As acoustic stimuli unfold in time, the auditory system particularly relies on the processing of time-sensitive information in order to establish meaningful auditory representations. Dynamic changes of incoming information in the time range of milliseconds and seconds provide fundamental cues for the interpretation of our auditory environment as exemplified by speech and music perception. This dissertation investigates pre-attentive and attentive processing of temporal stimulus properties in the auditory domain in those time ranges. It comprises four experiments using event-related potentials methods that aim at the processing of sound duration and that of dynamic spectral changes. The results provide electrophysiological evidence supporting the assumption of distinct, mostly time-range specific mechanisms contributing to the processing and representation of time in the auditory system. Findings presented here confirm the existence of one sensory-based mechanism that is operating automatically, confined to a time range of up to about 300 ms and directly related to auditory sensory memory, representing detailed temporal structure information of acoustic stimuli. This mechanism might be crucially involved in automatic auditory segmentation processes. Aside from a general enhancement of duration and temporal structure representations during attentive processing, a second mechanisms is shown to come into play when attention is explicitly drawn on the time domain, particularly affecting durations longer than 300 ms. This mechanism for temporal processing in the longer time range is shown to be cognitively controlled and is thought to draw on higher-order cognitive modules that might be shared with other modalities.
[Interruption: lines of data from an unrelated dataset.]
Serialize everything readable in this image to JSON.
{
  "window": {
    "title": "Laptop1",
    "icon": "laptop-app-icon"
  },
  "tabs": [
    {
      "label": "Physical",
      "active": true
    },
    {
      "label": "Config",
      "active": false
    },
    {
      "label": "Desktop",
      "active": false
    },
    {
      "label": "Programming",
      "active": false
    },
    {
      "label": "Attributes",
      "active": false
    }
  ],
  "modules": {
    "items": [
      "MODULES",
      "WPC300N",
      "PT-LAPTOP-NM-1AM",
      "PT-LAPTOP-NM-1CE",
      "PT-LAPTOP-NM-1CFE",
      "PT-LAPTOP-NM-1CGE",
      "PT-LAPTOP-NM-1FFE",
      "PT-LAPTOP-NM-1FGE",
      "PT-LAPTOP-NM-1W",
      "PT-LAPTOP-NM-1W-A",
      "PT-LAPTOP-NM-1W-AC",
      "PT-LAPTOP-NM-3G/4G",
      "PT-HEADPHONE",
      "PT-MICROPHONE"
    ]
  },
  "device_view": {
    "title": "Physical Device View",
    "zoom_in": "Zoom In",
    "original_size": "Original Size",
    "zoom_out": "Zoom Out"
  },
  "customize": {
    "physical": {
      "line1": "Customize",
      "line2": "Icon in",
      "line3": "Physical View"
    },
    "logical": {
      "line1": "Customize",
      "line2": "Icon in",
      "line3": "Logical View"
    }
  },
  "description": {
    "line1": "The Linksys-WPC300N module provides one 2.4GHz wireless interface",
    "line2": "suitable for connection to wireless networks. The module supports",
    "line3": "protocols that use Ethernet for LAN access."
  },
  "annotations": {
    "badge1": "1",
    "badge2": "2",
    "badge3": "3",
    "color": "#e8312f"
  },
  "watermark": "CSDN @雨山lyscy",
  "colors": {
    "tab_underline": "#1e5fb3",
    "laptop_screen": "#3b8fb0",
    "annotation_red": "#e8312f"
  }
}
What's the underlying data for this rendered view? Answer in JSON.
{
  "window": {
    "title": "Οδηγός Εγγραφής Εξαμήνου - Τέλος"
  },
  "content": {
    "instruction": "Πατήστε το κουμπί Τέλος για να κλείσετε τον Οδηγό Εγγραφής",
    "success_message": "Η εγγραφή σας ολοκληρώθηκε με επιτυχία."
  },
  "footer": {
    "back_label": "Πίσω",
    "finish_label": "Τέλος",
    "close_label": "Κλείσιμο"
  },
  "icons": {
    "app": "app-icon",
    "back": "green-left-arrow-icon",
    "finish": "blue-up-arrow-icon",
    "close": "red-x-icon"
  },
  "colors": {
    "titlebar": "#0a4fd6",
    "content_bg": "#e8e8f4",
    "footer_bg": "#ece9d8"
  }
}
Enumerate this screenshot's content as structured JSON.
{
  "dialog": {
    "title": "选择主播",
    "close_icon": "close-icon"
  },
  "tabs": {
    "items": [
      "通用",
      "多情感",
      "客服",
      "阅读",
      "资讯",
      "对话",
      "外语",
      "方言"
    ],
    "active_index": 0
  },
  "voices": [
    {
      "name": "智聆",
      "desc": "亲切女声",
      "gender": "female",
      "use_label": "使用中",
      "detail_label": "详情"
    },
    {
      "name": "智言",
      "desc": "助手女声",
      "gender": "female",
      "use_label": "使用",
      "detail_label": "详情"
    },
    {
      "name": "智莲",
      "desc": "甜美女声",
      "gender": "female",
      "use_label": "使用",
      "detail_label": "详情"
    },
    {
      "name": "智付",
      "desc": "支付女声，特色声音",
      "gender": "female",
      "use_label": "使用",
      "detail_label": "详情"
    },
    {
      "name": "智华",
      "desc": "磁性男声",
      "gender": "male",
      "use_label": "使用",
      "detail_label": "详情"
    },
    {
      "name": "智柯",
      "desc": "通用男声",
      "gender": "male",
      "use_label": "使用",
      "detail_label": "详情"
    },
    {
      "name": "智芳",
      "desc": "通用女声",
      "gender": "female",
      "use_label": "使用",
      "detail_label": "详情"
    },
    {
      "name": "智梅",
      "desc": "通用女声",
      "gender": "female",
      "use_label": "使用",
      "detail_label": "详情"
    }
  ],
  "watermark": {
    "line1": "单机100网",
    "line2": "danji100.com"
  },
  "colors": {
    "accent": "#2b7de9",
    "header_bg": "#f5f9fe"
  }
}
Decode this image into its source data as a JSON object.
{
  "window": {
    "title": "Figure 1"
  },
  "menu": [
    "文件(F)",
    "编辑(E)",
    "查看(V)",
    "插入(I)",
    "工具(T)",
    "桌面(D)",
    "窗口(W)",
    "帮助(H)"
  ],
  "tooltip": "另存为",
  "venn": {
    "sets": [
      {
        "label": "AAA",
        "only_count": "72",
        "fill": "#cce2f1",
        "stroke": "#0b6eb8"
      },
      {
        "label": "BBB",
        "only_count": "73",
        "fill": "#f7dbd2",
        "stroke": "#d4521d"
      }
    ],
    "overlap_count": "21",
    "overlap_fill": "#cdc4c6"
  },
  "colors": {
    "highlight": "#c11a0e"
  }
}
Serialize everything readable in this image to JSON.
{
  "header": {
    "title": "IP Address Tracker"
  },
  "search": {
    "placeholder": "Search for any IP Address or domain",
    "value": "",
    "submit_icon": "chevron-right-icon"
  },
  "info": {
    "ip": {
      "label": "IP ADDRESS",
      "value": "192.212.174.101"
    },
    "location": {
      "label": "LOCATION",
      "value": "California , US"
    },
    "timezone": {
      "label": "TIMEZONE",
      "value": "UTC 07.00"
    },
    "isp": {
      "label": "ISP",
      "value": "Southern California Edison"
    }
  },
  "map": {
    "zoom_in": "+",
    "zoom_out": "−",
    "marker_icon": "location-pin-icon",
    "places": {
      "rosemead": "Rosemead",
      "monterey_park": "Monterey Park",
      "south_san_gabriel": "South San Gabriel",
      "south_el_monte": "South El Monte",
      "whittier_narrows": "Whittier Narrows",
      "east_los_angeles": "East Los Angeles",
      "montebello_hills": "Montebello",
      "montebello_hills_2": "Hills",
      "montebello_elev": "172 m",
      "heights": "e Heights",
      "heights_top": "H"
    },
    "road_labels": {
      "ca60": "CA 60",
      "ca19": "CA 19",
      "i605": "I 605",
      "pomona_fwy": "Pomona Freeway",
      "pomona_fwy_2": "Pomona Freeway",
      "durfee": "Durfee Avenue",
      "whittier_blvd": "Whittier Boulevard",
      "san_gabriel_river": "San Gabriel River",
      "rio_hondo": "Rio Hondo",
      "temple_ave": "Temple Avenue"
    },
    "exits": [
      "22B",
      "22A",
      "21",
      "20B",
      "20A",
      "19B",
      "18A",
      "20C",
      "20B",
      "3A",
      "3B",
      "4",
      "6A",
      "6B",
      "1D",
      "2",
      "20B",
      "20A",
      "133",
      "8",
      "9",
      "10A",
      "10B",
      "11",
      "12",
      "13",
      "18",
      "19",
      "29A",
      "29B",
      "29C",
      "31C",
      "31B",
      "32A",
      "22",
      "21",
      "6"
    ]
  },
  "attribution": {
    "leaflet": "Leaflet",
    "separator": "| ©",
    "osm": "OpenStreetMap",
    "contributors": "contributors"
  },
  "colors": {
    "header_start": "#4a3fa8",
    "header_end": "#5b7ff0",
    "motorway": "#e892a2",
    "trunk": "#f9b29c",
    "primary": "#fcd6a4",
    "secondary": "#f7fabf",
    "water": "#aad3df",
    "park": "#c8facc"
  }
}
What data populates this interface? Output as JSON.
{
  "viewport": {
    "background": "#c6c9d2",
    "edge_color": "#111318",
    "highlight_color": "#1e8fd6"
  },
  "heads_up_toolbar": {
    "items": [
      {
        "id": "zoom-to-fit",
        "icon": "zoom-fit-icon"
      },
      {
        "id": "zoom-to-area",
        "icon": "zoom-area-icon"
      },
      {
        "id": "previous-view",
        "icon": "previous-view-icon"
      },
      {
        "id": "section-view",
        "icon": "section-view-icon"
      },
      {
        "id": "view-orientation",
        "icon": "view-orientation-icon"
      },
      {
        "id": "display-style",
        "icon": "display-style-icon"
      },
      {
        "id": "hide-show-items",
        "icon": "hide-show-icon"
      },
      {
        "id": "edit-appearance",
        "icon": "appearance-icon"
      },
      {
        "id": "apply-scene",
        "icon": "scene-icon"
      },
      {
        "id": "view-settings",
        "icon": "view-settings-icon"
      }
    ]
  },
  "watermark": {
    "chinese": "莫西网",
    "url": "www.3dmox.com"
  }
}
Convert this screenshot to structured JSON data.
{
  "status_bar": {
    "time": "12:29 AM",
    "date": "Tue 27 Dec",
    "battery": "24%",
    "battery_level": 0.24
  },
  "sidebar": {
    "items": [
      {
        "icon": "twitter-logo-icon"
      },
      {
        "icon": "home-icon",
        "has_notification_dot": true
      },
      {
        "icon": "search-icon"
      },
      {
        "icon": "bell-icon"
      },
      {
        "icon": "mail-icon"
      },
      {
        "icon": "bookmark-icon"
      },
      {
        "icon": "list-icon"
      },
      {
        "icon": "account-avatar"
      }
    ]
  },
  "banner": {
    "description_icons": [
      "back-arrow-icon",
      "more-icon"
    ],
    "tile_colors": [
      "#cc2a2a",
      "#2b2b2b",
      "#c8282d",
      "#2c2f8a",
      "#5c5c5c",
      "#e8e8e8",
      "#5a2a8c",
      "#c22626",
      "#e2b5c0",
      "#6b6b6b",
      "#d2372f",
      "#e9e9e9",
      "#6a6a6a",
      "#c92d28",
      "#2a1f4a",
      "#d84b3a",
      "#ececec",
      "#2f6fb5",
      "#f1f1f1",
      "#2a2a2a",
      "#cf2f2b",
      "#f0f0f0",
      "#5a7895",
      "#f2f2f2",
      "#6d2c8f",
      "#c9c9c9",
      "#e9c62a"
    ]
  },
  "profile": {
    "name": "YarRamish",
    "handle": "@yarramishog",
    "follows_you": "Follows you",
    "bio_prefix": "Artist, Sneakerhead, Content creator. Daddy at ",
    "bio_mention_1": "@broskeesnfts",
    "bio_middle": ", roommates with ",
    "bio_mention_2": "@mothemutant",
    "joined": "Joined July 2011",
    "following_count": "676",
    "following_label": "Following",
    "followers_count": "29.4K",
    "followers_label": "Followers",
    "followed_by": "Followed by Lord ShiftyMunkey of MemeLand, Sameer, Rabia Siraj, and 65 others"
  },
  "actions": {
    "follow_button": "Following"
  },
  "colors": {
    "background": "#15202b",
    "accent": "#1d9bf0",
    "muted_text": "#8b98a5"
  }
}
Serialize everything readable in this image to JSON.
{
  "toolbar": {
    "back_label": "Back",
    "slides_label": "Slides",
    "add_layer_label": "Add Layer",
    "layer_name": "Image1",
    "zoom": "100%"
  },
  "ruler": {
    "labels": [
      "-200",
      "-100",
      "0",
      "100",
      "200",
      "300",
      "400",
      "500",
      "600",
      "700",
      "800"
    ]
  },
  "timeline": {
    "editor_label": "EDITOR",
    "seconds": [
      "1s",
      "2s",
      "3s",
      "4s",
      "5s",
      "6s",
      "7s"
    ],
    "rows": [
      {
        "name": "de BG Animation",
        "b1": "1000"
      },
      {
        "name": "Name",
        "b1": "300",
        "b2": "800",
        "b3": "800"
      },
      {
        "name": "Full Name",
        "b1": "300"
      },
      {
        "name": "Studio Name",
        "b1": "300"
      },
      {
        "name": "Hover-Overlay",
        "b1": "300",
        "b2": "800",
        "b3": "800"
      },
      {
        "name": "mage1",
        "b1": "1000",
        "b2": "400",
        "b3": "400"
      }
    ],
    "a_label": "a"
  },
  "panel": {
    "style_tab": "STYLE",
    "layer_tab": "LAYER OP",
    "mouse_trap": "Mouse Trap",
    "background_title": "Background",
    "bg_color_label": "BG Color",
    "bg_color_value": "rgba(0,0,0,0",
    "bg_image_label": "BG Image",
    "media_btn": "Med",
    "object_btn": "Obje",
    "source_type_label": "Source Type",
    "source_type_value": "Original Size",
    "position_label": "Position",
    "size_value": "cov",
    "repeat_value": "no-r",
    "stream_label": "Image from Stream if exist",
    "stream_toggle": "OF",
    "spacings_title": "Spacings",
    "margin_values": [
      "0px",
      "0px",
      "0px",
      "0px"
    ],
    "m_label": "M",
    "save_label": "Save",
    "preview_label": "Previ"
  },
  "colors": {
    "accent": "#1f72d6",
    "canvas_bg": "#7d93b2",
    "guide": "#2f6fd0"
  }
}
As acoustic stimuli unfold in time, the auditory system particularly relies on the processing of time-sensitive information in order to establish meaningful auditory representations. Dynamic changes